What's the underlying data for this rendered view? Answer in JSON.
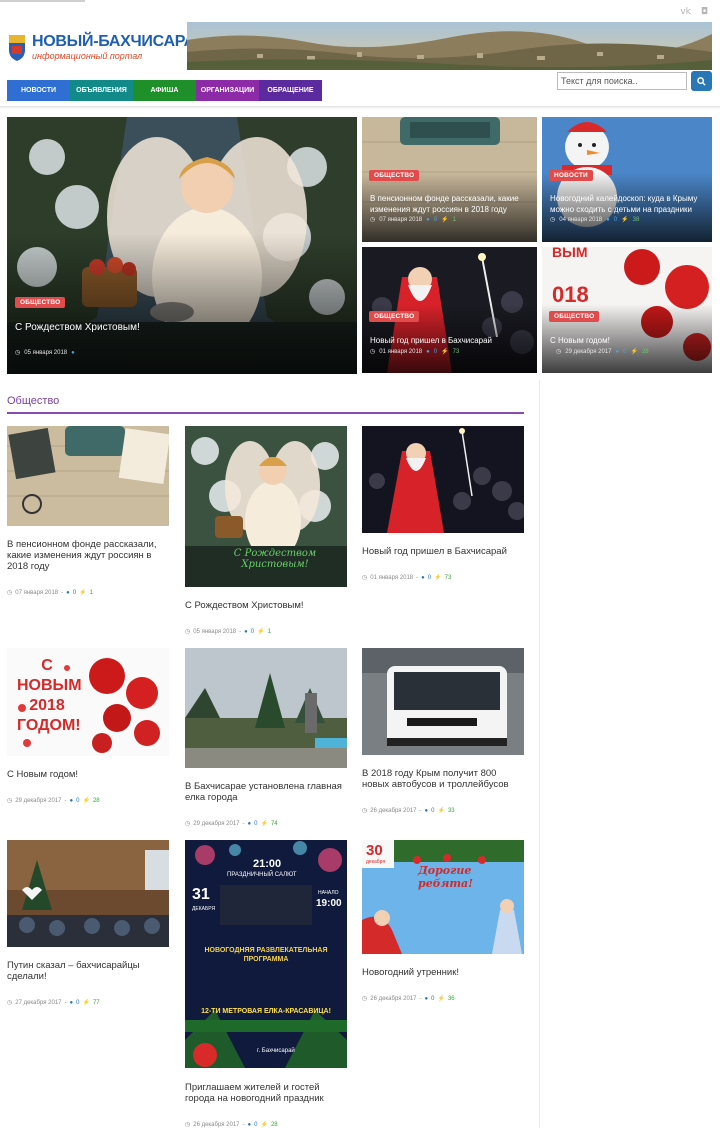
{
  "header": {
    "logo_title": "НОВЫЙ-БАХЧИСАРАЙ",
    "logo_subtitle": "информационный портал",
    "social": [
      "vk",
      "ig"
    ],
    "search_placeholder": "Текст для поиска..",
    "search_icon": "search-icon"
  },
  "nav": [
    {
      "label": "НОВОСТИ",
      "color": "#2f6ed2"
    },
    {
      "label": "ОБЪЯВЛЕНИЯ",
      "color": "#138a8a"
    },
    {
      "label": "АФИША",
      "color": "#1f8f2a"
    },
    {
      "label": "ОРГАНИЗАЦИИ",
      "color": "#8c2aa8"
    },
    {
      "label": "ОБРАЩЕНИЕ",
      "color": "#5a2a9e"
    }
  ],
  "featured": [
    {
      "badge": "ОБЩЕСТВО",
      "title": "С Рождеством Христовым!",
      "date": "05 января 2018",
      "comments": "",
      "views": ""
    },
    {
      "badge": "ОБЩЕСТВО",
      "title": "В пенсионном фонде рассказали, какие изменения ждут россиян в 2018 году",
      "date": "07 января 2018",
      "comments": "0",
      "views": "1"
    },
    {
      "badge": "НОВОСТИ",
      "title": "Новогодний калейдоскоп: куда в Крыму можно сходить с детьми на праздники",
      "date": "04 января 2018",
      "comments": "0",
      "views": "38"
    },
    {
      "badge": "ОБЩЕСТВО",
      "title": "Новый год пришел в Бахчисарай",
      "date": "01 января 2018",
      "comments": "0",
      "views": "73"
    },
    {
      "badge": "ОБЩЕСТВО",
      "title": "С Новым годом!",
      "date": "29 декабря 2017",
      "comments": "0",
      "views": "28"
    }
  ],
  "section": {
    "title": "Общество"
  },
  "cards": [
    {
      "title": "В пенсионном фонде рассказали, какие изменения ждут россиян в 2018 году",
      "date": "07 января 2018",
      "comments": "0",
      "views": "1"
    },
    {
      "title": "С Рождеством Христовым!",
      "date": "05 января 2018",
      "comments": "0",
      "views": "1",
      "thumb_text": "С Рождеством Христовым!"
    },
    {
      "title": "Новый год пришел в Бахчисарай",
      "date": "01 января 2018",
      "comments": "0",
      "views": "73"
    },
    {
      "title": "С Новым годом!",
      "date": "29 декабря 2017",
      "comments": "0",
      "views": "28",
      "thumb_text": "С НОВЫМ 2018 ГОДОМ!"
    },
    {
      "title": "В Бахчисарае установлена главная елка города",
      "date": "29 декабря 2017",
      "comments": "0",
      "views": "74"
    },
    {
      "title": "В 2018 году Крым получит 800 новых автобусов и троллейбусов",
      "date": "26 декабря 2017",
      "comments": "0",
      "views": "33"
    },
    {
      "title": "Путин сказал – бахчисарайцы сделали!",
      "date": "27 декабря 2017",
      "comments": "0",
      "views": "77"
    },
    {
      "title": "Приглашаем жителей и гостей города на новогодний праздник",
      "date": "26 декабря 2017",
      "comments": "0",
      "views": "28",
      "poster": {
        "time1": "21:00",
        "line1": "ПРАЗДНИЧНЫЙ САЛЮТ",
        "day": "31",
        "month": "ДЕКАБРЯ",
        "start": "НАЧАЛО",
        "time2": "19:00",
        "program": "НОВОГОДНЯЯ РАЗВЛЕКАТЕЛЬНАЯ ПРОГРАММА",
        "tree": "12-ТИ МЕТРОВАЯ ЕЛКА-КРАСАВИЦА!",
        "city": "г. Бахчисарай"
      }
    },
    {
      "title": "Новогодний утренник!",
      "date": "26 декабря 2017",
      "comments": "0",
      "views": "36",
      "poster": {
        "day": "30",
        "month": "декабря",
        "heading": "Дорогие ребята!"
      }
    }
  ]
}
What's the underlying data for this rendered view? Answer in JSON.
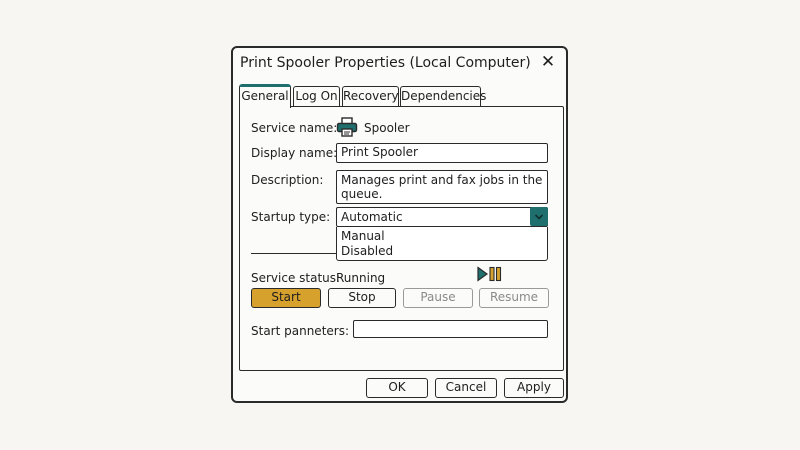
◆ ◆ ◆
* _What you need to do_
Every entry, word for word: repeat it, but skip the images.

* _Answer area_
What's the underlying data for this rendered view? Answer in JSON.
{
  "header": {
    "logo_title": "НОВЫЙ-БАХЧИСАРАЙ",
    "logo_subtitle": "информационный портал",
    "social": [
      "vk",
      "ig"
    ],
    "search_placeholder": "Текст для поиска..",
    "search_icon": "search-icon"
  },
  "nav": [
    {
      "label": "НОВОСТИ",
      "color": "#2f6ed2"
    },
    {
      "label": "ОБЪЯВЛЕНИЯ",
      "color": "#138a8a"
    },
    {
      "label": "АФИША",
      "color": "#1f8f2a"
    },
    {
      "label": "ОРГАНИЗАЦИИ",
      "color": "#8c2aa8"
    },
    {
      "label": "ОБРАЩЕНИЕ",
      "color": "#5a2a9e"
    }
  ],
  "featured": [
    {
      "badge": "ОБЩЕСТВО",
      "title": "С Рождеством Христовым!",
      "date": "05 января 2018",
      "comments": "",
      "views": ""
    },
    {
      "badge": "ОБЩЕСТВО",
      "title": "В пенсионном фонде рассказали, какие изменения ждут россиян в 2018 году",
      "date": "07 января 2018",
      "comments": "0",
      "views": "1"
    },
    {
      "badge": "НОВОСТИ",
      "title": "Новогодний калейдоскоп: куда в Крыму можно сходить с детьми на праздники",
      "date": "04 января 2018",
      "comments": "0",
      "views": "38"
    },
    {
      "badge": "ОБЩЕСТВО",
      "title": "Новый год пришел в Бахчисарай",
      "date": "01 января 2018",
      "comments": "0",
      "views": "73"
    },
    {
      "badge": "ОБЩЕСТВО",
      "title": "С Новым годом!",
      "date": "29 декабря 2017",
      "comments": "0",
      "views": "28"
    }
  ],
  "section": {
    "title": "Общество"
  },
  "cards": [
    {
      "title": "В пенсионном фонде рассказали, какие изменения ждут россиян в 2018 году",
      "date": "07 января 2018",
      "comments": "0",
      "views": "1"
    },
    {
      "title": "С Рождеством Христовым!",
      "date": "05 января 2018",
      "comments": "0",
      "views": "1",
      "thumb_text": "С Рождеством Христовым!"
    },
    {
      "title": "Новый год пришел в Бахчисарай",
      "date": "01 января 2018",
      "comments": "0",
      "views": "73"
    },
    {
      "title": "С Новым годом!",
      "date": "29 декабря 2017",
      "comments": "0",
      "views": "28",
      "thumb_text": "С НОВЫМ 2018 ГОДОМ!"
    },
    {
      "title": "В Бахчисарае установлена главная елка города",
      "date": "29 декабря 2017",
      "comments": "0",
      "views": "74"
    },
    {
      "title": "В 2018 году Крым получит 800 новых автобусов и троллейбусов",
      "date": "26 декабря 2017",
      "comments": "0",
      "views": "33"
    },
    {
      "title": "Путин сказал – бахчисарайцы сделали!",
      "date": "27 декабря 2017",
      "comments": "0",
      "views": "77"
    },
    {
      "title": "Приглашаем жителей и гостей города на новогодний праздник",
      "date": "26 декабря 2017",
      "comments": "0",
      "views": "28",
      "poster": {
        "time1": "21:00",
        "line1": "ПРАЗДНИЧНЫЙ САЛЮТ",
        "day": "31",
        "month": "ДЕКАБРЯ",
        "start": "НАЧАЛО",
        "time2": "19:00",
        "program": "НОВОГОДНЯЯ РАЗВЛЕКАТЕЛЬНАЯ ПРОГРАММА",
        "tree": "12-ТИ МЕТРОВАЯ ЕЛКА-КРАСАВИЦА!",
        "city": "г. Бахчисарай"
      }
    },
    {
      "title": "Новогодний утренник!",
      "date": "26 декабря 2017",
      "comments": "0",
      "views": "36",
      "poster": {
        "day": "30",
        "month": "декабря",
        "heading": "Дорогие ребята!"
      }
    }
  ]
}
What's the underlying data for this rendered view? Answer in JSON.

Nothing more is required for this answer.